Matlab Functions

From Sutherland_wiki
Jump to: navigation, search

Why Functions?

Any time that you find yourself duplicating a section of code with minor changes, you should consider using a function. As an example, let's consider the R2 value, commonly used in regression.

  R^2 = 1 - \frac{\sum_{i=1}^{n} \left( \phi_{i}^{observed} - \phi_i^{predicted} \right)^2}
 {\sum_{i=1}^{n} \left( \phi_i^{observed} - \bar{\phi} \right)^2 },

where \phi_{i}^{predicted} is a predicted value of \phi, \phi_i^{observed} is the observed value, and \bar{\phi}=\frac{1}{n}\sum_{i=1}^n \phi_i^{observed}
is the average value of the observed value of \phi. We could create a function to calculate the R^2 value and then use it rather then repeating the code to calculate R^2 each time it is needed.

Perhaps without realizing it, you have used many functions in Matlab. For example, linspace, ones, zeros, etc. are all functions.

Function Basics

A function has a few basic ingredients:

  • Input arguments - these are the arguments that the caller provides to the function. Functions may take 0 to many input arguments.
  • Output arguments - these are the result(s) of the function. Functions may provide 0 to many output arguments.
  • Documentation! See the tips section for more information on documenting functions.

All variables used within a function can only be "seen" within that function.


Let's consider an example of calculating the rate constant for a reaction: k=A \exp \left(\frac{-E_a}{RT}\right) A function to calculate this might look like:

function k = rate_constant( A, Ea, T )
% k = rate_constant( A, Ea, T )
% A - pre-exponential factor, units vary
% Ea - Activation energy, J/mol

R = 8.314;  % Gas constant, J/(mol K)
k = A*exp(-Ea/(R*T));

Tips for creating functions

  1. The function name should be the same as the m-file that you save it in. In the above example, the function was called rate_constant and we called the matlab file rate_constant.m.
  2. Document your function! At a minimum, provide comments illustrating how to use the function and describing the input and output arguments. Then you can type "help [function]" at the command line to learn how to use it. For example, you could type help rate_constant and the first block of comments would be displayed.

Anonymous Functions

Occasionally we want to create a function but we don't want to hassle with creating an m-file. We can use an anonymous function to help here.

Anonymous functions have a few key features:

  • They have access to any variables defined above them in the function where they are defined.
  • They are not visible outside of the function that they are defined in.
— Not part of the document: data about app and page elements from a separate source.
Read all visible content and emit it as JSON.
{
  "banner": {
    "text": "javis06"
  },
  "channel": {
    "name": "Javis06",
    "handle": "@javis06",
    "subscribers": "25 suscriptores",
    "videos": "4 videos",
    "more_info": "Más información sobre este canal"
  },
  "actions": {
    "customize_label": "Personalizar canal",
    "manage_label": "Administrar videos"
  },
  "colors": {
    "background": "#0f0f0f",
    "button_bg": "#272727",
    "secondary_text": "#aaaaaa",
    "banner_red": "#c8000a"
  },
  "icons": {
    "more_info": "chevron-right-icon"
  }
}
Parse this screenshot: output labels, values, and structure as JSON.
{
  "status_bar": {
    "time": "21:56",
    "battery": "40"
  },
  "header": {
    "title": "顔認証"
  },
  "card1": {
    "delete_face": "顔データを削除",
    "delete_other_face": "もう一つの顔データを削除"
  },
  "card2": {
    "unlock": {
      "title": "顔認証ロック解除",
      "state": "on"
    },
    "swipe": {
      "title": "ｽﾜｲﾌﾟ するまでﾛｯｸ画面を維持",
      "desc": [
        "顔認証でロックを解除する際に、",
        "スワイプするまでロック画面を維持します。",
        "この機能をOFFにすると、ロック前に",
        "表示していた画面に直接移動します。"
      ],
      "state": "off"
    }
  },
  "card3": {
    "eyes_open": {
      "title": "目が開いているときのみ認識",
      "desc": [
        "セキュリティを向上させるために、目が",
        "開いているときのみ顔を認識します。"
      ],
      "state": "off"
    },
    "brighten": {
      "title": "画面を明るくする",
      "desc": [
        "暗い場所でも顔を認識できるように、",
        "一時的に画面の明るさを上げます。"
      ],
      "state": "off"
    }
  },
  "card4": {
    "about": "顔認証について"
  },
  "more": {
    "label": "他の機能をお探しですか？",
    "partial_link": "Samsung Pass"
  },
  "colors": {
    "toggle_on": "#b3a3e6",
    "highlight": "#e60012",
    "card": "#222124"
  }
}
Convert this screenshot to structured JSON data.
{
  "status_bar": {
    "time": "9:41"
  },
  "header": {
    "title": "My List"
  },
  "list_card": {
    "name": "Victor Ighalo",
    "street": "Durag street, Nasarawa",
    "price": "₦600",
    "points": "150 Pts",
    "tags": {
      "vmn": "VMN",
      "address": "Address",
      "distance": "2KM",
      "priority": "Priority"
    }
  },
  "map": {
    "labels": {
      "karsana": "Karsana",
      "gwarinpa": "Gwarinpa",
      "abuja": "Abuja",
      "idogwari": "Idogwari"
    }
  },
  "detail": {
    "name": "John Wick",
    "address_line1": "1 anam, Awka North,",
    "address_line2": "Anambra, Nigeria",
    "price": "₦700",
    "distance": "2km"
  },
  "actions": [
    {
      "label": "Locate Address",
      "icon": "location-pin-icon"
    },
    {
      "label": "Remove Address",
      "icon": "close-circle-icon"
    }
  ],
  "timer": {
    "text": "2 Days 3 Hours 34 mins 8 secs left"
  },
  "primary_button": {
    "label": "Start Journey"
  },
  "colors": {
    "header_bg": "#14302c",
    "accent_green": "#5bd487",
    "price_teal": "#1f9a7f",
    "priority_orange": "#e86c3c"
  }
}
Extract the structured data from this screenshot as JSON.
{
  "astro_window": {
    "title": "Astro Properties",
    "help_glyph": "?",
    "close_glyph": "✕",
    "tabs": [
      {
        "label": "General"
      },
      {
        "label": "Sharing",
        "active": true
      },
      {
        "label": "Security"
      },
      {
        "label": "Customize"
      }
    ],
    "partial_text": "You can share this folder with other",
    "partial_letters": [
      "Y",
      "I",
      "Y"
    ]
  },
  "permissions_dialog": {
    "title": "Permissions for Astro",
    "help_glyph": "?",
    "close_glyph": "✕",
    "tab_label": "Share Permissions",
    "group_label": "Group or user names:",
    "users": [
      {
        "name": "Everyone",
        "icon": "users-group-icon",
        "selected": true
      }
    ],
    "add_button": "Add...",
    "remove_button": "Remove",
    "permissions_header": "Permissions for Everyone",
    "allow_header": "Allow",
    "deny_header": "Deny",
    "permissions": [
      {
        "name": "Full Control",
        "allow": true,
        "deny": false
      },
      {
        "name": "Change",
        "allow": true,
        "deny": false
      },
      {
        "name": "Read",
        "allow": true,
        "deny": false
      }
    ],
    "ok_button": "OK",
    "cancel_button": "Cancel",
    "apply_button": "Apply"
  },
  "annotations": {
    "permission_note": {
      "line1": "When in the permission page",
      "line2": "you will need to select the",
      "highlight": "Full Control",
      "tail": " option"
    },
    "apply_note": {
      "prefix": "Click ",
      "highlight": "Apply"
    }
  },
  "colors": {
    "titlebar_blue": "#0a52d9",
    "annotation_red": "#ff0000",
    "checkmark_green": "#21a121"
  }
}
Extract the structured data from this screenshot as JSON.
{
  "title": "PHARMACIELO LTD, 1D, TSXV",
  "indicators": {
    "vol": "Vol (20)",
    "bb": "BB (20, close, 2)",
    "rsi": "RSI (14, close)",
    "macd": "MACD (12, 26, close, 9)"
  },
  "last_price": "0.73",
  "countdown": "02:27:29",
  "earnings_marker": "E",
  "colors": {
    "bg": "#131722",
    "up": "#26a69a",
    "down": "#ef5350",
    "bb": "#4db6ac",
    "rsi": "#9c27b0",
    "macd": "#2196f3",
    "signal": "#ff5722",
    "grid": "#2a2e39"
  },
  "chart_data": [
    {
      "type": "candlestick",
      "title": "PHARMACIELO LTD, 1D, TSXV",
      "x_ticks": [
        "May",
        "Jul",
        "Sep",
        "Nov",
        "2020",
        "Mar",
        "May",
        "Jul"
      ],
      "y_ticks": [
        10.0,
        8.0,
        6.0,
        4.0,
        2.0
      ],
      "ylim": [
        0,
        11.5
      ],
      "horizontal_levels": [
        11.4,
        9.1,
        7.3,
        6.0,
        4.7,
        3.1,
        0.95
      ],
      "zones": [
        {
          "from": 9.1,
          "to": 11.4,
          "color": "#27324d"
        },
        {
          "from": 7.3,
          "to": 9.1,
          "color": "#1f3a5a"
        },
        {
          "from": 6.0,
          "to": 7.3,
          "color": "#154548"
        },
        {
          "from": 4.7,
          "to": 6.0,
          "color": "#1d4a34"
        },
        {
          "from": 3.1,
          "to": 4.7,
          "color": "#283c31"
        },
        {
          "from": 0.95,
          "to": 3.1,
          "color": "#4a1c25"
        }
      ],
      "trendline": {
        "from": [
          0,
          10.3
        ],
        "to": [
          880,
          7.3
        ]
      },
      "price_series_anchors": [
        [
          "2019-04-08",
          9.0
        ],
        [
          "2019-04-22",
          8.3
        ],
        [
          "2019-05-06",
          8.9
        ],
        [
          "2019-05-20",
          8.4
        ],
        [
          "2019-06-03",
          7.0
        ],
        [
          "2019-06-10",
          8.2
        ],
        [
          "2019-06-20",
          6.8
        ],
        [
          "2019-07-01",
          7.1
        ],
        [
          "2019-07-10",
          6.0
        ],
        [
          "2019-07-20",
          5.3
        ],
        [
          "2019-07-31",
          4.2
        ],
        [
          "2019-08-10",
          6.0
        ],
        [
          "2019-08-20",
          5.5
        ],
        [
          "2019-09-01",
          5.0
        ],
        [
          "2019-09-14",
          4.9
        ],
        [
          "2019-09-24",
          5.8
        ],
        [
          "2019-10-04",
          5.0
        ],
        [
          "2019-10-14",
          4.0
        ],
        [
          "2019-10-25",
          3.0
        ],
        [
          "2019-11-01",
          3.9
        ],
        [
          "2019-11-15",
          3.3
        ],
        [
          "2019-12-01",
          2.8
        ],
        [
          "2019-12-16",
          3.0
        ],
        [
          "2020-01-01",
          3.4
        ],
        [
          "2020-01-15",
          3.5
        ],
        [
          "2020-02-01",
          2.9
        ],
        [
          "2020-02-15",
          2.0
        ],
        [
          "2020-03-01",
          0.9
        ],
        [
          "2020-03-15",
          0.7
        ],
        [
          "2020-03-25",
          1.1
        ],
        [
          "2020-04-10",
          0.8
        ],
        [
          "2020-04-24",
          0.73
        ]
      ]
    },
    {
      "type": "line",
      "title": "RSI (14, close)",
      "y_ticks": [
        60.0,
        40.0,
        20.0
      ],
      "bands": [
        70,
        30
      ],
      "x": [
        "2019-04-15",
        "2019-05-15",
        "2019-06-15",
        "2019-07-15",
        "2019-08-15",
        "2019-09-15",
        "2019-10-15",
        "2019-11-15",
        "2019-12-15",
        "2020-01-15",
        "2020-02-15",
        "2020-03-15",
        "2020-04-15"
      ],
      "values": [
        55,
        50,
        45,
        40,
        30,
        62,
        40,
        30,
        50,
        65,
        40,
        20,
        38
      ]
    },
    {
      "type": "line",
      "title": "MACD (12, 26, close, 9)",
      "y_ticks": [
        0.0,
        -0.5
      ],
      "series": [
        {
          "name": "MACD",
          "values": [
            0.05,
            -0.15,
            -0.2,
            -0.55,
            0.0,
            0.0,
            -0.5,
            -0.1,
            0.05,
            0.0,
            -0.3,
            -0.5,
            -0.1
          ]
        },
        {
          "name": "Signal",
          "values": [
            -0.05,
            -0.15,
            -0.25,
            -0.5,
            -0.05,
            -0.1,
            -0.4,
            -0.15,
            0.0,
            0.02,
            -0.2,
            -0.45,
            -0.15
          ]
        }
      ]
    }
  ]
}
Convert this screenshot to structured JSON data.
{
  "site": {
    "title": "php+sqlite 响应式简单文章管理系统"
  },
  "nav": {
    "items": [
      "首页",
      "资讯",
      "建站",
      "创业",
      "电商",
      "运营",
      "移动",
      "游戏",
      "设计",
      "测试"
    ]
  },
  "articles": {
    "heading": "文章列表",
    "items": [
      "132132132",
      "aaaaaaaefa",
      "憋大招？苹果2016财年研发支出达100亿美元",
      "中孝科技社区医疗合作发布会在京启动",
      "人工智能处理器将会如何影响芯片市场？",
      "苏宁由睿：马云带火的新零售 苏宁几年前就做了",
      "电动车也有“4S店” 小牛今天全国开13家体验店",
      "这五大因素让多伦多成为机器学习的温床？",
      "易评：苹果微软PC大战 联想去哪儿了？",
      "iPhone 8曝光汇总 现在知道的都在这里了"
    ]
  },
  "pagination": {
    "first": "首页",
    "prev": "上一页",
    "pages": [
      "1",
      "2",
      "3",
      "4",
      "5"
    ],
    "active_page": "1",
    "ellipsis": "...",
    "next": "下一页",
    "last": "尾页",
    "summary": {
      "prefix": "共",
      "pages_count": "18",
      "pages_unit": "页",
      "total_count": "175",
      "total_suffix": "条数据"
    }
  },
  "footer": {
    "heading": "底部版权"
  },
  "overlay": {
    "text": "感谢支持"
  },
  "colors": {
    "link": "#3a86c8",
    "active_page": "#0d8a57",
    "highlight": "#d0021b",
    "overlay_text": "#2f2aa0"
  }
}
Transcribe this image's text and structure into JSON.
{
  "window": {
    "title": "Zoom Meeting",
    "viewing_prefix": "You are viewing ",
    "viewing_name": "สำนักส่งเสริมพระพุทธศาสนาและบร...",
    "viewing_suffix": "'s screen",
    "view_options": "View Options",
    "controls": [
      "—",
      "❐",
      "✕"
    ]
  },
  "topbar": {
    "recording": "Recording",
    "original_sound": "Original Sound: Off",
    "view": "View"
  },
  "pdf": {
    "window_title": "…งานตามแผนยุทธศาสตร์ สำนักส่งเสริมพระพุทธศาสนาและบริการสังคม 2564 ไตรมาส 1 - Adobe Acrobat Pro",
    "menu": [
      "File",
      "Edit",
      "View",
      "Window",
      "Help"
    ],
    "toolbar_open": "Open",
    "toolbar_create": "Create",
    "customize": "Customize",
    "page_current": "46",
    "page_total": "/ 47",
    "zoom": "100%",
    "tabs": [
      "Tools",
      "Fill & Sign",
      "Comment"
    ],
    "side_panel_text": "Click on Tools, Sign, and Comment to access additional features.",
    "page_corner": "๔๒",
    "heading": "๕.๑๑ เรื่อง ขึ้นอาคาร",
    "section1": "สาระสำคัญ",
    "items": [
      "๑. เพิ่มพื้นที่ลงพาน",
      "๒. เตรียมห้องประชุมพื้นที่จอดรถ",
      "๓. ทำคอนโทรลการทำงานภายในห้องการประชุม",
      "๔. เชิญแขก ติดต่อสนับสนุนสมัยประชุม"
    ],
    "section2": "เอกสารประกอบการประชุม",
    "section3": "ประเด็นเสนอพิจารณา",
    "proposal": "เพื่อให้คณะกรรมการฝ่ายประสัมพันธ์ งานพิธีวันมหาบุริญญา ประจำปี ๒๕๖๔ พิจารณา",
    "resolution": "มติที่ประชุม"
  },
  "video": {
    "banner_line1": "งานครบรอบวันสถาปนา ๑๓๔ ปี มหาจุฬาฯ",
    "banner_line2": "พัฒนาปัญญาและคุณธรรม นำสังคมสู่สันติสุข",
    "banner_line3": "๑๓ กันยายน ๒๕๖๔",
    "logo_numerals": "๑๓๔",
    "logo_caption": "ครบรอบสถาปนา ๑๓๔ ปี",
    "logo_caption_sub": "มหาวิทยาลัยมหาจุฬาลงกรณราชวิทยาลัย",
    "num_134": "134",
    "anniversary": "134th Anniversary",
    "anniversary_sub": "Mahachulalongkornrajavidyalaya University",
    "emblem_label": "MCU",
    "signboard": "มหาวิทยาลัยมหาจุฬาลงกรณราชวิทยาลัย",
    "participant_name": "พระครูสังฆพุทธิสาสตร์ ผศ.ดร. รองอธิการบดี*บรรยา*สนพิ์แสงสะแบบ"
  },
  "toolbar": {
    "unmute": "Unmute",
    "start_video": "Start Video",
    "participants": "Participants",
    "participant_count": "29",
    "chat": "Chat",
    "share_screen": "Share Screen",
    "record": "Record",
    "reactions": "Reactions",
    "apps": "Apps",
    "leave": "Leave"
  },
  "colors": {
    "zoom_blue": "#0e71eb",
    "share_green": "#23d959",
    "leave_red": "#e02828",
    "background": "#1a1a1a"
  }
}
As a simple example, let's assume that we want to plot y=x^b for various values of b. The following code does this:

clear; clc; close all;

% create an anonymous function called "func"
func = @(b,x)(x.^b);

x = linspace(0.1,3,100); % independent values.
fx = zeros(3,100);       % array to hold the function values
legendentry = {};        % array to stash legend entries.
for b=1:5
  % calculate the function values for this value of b
  % and then create the legend entry.
  fx(b,:) = func(b,x);
  legendentry{b} = strcat('b=',num2str(b));
% plot on a log-log scale
xlabel('x'); ylabel('x^b');

Of course, in this case it would have been just as easy to do this without a function, but this illustrates how to use an anonymous function.

Practical Uses of Functions

Functions are regularly used when solving nonlinear equations, performing numerical integration, and solving ordinary differential equations in Matlab.